*ASSIGNED TASK*
Copy out each line of the material in which the word "shicheng" appears.

*DATA FOR REVIEW*

[Start of section]

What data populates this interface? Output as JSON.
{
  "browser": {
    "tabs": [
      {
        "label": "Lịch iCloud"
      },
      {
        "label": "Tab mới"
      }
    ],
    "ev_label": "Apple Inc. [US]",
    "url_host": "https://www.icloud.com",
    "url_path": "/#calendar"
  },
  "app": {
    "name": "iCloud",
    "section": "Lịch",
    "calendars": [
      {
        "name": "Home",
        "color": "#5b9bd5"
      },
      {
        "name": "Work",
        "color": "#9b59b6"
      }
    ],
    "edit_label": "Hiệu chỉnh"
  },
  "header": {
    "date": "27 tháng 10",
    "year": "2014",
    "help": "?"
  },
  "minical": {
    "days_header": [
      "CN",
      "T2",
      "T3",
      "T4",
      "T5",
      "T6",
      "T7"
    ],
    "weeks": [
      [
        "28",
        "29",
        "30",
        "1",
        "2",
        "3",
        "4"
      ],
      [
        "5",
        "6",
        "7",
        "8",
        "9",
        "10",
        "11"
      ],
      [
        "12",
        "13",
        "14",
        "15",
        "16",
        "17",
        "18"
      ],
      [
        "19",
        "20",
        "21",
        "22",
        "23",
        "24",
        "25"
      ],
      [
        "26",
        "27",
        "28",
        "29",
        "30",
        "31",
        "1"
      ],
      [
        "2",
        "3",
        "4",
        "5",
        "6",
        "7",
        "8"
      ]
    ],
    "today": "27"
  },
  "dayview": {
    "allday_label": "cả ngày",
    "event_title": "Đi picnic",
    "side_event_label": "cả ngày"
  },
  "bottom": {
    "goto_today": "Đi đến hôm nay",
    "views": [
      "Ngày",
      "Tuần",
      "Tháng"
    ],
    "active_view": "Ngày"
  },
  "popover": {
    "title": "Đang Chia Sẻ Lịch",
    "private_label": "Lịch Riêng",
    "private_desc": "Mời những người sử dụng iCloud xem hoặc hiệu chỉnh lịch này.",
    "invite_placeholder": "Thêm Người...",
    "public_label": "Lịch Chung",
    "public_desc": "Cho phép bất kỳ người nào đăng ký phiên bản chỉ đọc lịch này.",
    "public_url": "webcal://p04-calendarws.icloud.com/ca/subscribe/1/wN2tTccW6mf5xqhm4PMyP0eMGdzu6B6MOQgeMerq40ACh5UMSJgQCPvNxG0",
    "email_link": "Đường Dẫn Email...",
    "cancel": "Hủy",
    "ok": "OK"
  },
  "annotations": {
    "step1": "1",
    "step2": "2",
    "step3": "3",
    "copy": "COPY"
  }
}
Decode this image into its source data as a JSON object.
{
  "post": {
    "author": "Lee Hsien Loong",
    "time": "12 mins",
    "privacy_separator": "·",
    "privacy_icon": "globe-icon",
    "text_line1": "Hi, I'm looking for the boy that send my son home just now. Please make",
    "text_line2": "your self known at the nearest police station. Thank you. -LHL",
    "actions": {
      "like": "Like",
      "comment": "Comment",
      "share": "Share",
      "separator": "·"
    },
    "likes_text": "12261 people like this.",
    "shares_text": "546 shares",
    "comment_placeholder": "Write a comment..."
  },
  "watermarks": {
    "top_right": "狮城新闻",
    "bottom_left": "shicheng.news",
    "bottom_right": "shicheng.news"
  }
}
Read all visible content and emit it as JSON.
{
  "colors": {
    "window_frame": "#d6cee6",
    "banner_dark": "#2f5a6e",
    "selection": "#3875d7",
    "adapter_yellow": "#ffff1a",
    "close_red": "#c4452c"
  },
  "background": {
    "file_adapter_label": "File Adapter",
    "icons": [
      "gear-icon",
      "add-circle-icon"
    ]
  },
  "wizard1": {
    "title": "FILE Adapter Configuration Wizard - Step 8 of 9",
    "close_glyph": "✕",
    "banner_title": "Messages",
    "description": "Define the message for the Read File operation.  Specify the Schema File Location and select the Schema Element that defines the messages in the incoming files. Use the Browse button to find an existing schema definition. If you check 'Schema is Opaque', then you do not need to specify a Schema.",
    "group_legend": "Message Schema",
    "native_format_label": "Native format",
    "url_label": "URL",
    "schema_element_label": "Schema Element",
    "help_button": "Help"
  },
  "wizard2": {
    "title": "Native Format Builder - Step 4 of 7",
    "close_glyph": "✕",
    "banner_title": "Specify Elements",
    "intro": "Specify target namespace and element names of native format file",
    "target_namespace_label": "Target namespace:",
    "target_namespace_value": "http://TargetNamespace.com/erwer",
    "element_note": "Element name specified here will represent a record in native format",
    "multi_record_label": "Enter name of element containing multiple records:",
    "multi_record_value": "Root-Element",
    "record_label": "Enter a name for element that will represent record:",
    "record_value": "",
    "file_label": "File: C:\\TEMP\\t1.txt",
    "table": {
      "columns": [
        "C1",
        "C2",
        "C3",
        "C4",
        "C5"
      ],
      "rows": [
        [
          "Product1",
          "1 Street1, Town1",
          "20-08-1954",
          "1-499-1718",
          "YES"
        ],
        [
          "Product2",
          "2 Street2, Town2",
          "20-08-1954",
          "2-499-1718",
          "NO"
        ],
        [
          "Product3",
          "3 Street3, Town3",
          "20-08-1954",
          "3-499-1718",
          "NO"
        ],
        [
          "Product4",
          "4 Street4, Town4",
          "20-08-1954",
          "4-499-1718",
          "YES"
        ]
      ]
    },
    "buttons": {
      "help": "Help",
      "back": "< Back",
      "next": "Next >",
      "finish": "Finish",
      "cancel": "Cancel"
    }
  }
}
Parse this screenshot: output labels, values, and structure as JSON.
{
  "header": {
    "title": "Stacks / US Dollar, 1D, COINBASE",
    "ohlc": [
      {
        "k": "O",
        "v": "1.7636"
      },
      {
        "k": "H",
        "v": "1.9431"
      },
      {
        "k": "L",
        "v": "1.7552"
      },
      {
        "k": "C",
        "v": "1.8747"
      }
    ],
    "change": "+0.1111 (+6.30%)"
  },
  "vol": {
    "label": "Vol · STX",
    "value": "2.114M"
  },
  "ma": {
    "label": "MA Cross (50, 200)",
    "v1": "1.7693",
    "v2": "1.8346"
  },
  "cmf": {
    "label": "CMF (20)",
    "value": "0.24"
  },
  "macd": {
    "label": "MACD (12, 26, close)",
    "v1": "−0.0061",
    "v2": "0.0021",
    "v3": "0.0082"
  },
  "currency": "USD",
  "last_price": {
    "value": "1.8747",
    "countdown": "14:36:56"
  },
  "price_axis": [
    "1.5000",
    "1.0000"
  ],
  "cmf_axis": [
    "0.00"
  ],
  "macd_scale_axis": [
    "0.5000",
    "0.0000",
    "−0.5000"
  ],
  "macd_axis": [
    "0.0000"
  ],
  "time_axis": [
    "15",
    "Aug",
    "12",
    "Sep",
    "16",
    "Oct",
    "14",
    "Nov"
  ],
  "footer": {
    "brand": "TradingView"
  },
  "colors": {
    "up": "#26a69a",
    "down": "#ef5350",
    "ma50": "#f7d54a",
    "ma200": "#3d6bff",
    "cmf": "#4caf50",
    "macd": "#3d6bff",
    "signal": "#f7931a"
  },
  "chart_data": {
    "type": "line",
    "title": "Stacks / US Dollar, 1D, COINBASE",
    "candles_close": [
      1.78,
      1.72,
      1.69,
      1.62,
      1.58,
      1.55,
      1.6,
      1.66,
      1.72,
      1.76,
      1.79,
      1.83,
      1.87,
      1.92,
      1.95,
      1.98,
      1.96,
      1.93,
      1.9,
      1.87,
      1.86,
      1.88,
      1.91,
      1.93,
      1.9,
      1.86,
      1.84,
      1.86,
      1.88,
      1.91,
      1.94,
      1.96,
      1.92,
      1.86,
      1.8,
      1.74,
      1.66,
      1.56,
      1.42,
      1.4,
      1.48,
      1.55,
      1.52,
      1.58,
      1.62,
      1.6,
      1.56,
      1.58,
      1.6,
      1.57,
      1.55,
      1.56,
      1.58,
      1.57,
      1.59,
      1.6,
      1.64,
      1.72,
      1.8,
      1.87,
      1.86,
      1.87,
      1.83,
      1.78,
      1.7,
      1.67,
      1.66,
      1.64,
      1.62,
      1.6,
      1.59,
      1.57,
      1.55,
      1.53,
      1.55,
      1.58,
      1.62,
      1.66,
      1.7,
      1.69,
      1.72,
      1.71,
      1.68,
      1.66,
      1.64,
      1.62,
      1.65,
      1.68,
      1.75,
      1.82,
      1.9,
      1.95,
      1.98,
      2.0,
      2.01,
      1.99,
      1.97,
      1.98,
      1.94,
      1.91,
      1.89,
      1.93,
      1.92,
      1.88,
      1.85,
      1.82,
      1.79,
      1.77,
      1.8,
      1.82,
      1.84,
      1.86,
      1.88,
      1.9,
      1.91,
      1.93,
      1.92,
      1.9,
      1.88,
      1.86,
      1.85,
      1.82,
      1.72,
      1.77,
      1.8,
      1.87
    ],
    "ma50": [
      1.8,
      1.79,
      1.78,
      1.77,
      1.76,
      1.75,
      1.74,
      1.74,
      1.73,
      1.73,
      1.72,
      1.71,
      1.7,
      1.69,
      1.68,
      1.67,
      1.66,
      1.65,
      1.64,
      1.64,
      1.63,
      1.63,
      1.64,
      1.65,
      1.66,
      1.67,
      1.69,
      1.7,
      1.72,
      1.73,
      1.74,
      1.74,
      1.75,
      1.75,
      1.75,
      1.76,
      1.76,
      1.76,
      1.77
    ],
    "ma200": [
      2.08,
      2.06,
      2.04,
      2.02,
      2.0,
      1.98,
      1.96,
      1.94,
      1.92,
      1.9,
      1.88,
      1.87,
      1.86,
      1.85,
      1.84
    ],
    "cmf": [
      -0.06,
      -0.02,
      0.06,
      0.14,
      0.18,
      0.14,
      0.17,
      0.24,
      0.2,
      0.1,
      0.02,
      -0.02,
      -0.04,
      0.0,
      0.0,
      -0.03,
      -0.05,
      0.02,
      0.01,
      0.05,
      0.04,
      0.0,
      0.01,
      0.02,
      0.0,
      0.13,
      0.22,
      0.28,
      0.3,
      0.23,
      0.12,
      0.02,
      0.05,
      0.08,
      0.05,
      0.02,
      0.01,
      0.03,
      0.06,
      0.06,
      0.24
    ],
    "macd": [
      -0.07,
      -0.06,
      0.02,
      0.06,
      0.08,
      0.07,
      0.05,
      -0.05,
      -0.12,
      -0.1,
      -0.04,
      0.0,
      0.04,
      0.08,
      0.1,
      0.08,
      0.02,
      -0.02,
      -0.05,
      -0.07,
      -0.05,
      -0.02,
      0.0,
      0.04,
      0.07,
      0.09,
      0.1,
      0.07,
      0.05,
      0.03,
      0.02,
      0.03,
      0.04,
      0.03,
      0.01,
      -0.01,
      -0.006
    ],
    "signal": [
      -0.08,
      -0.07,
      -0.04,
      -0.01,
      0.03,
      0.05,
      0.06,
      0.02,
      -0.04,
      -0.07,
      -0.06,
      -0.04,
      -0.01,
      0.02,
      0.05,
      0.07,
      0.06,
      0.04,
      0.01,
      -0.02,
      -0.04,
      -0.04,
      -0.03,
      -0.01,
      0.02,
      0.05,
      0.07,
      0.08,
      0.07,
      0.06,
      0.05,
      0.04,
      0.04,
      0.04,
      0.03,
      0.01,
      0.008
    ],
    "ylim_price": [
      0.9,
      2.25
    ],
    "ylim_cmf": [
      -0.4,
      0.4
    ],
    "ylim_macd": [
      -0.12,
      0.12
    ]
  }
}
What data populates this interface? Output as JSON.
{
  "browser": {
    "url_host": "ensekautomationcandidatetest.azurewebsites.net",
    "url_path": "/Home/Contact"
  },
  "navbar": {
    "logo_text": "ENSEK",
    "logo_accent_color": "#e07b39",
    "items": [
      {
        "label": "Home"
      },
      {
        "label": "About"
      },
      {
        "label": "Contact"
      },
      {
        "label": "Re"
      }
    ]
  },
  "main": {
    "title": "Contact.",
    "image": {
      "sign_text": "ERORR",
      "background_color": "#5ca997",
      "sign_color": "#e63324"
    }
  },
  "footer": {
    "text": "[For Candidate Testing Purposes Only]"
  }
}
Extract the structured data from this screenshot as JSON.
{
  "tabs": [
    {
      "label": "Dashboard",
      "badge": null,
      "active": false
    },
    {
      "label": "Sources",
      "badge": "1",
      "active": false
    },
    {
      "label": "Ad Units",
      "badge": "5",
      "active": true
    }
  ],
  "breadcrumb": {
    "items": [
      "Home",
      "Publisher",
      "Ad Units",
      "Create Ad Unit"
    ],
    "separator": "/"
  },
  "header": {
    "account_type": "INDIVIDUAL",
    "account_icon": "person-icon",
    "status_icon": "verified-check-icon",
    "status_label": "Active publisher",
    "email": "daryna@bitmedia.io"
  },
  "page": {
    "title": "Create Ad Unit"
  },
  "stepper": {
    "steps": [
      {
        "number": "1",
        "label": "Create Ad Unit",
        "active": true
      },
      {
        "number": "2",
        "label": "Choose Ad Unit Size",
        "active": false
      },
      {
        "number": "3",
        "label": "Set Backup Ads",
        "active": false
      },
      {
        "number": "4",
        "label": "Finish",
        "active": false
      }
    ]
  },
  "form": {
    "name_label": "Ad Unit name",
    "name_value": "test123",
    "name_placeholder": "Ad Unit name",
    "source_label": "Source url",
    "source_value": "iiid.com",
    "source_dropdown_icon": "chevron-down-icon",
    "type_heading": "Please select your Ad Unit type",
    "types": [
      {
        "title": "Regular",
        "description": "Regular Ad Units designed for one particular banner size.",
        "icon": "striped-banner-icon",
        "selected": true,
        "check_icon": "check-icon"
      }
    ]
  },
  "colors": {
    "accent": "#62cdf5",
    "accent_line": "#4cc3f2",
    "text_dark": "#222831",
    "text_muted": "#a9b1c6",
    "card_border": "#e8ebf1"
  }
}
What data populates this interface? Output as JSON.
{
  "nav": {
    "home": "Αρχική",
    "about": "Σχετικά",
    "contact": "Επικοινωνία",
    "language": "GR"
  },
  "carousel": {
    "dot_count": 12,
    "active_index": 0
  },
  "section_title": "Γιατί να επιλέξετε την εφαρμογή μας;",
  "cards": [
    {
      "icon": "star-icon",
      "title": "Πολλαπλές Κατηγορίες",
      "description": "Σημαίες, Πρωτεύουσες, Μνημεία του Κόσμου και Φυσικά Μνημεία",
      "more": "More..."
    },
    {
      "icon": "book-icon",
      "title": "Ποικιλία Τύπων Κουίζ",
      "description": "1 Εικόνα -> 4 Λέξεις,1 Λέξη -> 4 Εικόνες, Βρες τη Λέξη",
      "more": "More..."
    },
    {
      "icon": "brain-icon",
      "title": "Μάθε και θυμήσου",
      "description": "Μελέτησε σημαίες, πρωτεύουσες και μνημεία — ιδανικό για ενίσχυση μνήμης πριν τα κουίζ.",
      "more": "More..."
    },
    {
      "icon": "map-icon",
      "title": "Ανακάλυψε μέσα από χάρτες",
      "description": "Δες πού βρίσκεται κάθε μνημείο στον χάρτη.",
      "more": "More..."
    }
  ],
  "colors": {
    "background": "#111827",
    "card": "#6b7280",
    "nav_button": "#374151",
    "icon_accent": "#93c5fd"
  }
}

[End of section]

*ANSWER BELOW*
    "bottom_left": "shicheng.news",
    "bottom_right": "shicheng.news"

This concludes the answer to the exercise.